Page and application data records
□ □ □ □ □ □ □

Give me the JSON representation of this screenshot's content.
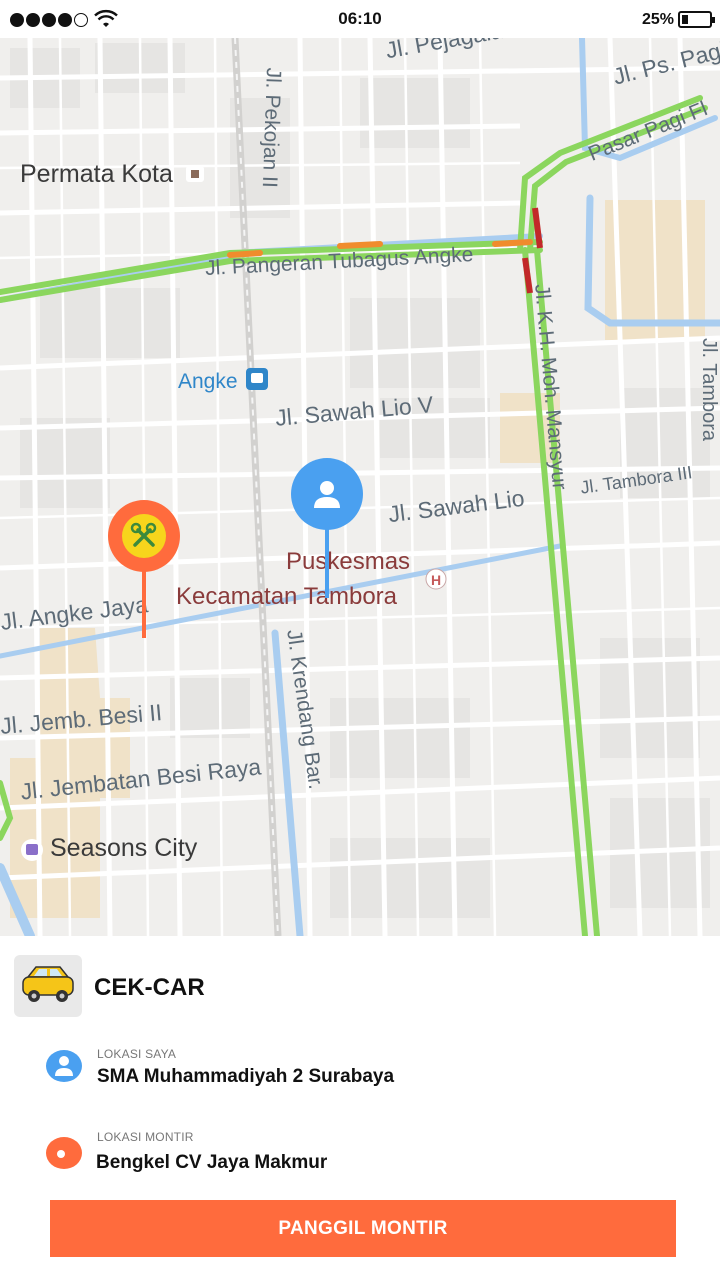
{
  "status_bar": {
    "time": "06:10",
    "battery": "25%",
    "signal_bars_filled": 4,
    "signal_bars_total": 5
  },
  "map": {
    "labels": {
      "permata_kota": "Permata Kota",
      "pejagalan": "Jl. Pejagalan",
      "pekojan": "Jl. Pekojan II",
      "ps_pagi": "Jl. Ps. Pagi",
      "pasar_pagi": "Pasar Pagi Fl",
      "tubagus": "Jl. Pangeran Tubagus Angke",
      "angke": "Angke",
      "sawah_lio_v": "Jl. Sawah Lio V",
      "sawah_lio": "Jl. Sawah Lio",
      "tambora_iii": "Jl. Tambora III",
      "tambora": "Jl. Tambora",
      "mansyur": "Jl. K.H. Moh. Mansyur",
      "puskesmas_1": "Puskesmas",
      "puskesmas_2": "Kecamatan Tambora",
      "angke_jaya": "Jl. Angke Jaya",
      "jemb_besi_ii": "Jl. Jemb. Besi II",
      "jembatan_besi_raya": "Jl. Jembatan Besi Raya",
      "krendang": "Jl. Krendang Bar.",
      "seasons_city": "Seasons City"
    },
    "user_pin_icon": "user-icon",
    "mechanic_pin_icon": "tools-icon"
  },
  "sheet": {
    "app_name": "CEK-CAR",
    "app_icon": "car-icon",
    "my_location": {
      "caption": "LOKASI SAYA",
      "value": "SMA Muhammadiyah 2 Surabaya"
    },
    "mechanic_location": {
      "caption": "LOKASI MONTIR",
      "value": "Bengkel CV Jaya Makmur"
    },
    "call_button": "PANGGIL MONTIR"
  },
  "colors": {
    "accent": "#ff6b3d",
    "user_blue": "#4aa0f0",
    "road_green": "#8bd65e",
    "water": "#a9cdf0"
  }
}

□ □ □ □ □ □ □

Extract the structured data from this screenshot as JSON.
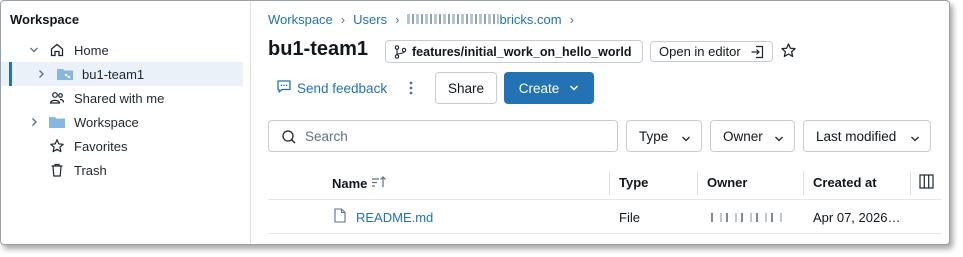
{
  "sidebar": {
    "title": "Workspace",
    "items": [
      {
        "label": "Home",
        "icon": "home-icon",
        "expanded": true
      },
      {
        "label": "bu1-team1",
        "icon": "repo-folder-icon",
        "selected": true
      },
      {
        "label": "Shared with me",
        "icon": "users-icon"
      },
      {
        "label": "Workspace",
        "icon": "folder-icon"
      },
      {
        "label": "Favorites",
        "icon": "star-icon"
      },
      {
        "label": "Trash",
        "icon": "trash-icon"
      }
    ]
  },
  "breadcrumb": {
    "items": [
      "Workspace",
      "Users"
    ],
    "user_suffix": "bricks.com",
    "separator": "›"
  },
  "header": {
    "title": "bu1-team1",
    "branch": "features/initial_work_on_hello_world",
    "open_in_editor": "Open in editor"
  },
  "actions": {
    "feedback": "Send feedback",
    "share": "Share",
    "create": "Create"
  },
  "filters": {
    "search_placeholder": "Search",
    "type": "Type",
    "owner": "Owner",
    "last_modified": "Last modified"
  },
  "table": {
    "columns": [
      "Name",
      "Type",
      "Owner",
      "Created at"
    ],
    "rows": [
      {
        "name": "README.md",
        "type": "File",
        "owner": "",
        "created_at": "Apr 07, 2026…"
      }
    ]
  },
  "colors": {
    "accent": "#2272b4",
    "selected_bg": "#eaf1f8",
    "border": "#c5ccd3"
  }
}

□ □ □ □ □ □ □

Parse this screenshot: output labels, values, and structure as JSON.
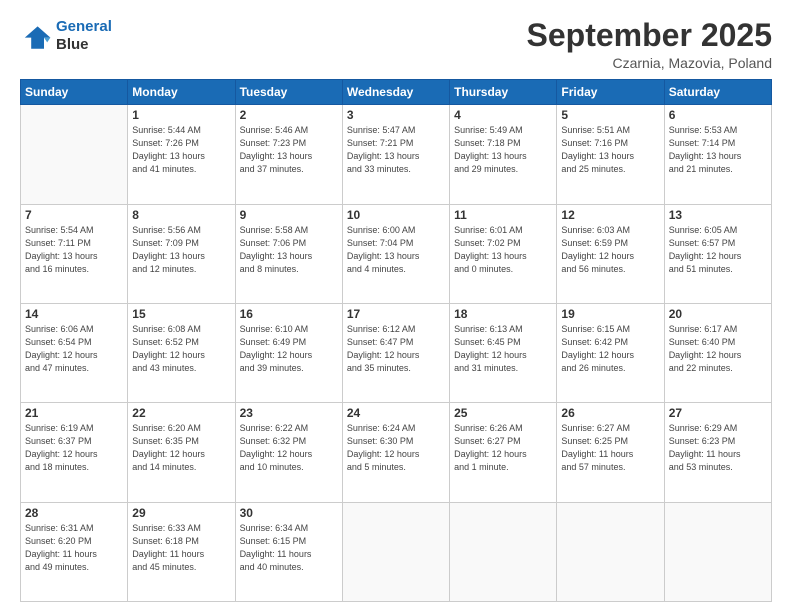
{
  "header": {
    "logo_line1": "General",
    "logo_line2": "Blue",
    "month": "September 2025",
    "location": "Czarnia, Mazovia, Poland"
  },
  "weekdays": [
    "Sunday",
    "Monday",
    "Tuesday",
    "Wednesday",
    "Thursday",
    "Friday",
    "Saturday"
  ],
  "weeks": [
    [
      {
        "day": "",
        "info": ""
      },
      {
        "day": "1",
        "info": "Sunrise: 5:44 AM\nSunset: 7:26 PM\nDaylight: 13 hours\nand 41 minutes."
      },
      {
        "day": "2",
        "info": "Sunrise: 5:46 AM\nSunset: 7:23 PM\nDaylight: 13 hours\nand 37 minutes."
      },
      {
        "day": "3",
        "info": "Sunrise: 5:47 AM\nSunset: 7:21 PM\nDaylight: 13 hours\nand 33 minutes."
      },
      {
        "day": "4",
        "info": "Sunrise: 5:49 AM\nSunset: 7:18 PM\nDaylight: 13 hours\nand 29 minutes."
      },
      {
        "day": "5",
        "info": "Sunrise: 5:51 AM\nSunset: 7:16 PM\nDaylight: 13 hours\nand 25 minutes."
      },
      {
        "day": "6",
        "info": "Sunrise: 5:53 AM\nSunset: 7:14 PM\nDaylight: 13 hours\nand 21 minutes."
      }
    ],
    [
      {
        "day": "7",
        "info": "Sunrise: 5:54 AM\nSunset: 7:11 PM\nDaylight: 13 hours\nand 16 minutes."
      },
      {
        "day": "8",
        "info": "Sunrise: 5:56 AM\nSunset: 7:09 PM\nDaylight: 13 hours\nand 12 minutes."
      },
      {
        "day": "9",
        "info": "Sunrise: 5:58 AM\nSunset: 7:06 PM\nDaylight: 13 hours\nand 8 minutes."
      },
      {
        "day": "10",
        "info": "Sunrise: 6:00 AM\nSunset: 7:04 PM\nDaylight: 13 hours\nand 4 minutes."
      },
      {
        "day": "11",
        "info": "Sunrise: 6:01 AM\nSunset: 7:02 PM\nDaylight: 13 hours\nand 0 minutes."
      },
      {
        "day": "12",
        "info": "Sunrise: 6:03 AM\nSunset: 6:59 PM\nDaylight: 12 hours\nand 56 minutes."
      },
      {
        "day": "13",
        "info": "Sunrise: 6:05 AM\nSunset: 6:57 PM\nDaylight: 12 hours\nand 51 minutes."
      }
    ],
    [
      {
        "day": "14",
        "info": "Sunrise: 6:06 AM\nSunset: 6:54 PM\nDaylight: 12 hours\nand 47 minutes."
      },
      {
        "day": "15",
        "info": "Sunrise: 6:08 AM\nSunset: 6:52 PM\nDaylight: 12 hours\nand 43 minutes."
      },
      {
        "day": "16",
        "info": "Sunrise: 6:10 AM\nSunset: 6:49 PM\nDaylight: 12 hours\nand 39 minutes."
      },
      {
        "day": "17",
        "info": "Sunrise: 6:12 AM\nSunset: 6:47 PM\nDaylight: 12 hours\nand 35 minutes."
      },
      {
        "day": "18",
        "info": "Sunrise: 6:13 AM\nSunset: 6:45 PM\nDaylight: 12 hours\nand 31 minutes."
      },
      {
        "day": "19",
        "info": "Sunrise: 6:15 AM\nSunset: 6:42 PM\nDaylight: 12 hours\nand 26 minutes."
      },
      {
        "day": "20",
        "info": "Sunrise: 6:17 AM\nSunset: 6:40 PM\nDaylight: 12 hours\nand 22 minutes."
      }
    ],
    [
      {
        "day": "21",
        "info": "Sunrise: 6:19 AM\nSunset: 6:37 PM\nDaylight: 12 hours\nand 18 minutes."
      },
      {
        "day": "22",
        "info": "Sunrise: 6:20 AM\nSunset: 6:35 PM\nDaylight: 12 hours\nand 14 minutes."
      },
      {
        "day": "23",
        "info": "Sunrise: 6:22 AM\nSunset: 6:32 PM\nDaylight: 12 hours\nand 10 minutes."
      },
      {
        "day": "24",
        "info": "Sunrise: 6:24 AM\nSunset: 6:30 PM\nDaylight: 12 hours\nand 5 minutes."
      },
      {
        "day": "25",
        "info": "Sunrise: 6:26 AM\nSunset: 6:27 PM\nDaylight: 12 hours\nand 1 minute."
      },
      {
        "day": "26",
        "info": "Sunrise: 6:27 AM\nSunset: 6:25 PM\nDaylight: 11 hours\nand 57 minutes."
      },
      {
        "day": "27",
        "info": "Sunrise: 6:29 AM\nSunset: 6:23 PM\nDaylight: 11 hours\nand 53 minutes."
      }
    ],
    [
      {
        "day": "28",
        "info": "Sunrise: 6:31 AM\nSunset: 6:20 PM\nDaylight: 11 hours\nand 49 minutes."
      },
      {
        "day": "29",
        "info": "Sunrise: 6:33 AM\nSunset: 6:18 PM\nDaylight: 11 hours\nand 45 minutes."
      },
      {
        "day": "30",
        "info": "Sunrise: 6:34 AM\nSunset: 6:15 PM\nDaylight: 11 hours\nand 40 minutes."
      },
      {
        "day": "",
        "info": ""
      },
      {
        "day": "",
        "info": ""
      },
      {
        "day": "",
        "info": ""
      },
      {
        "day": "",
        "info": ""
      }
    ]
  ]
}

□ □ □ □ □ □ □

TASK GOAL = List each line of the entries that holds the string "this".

EXERCISE SOLUTION =
Give me the JSON representation of this screenshot's content.
Extract the structured data from this screenshot as JSON.
Parse this screenshot: output labels, values, and structure as JSON.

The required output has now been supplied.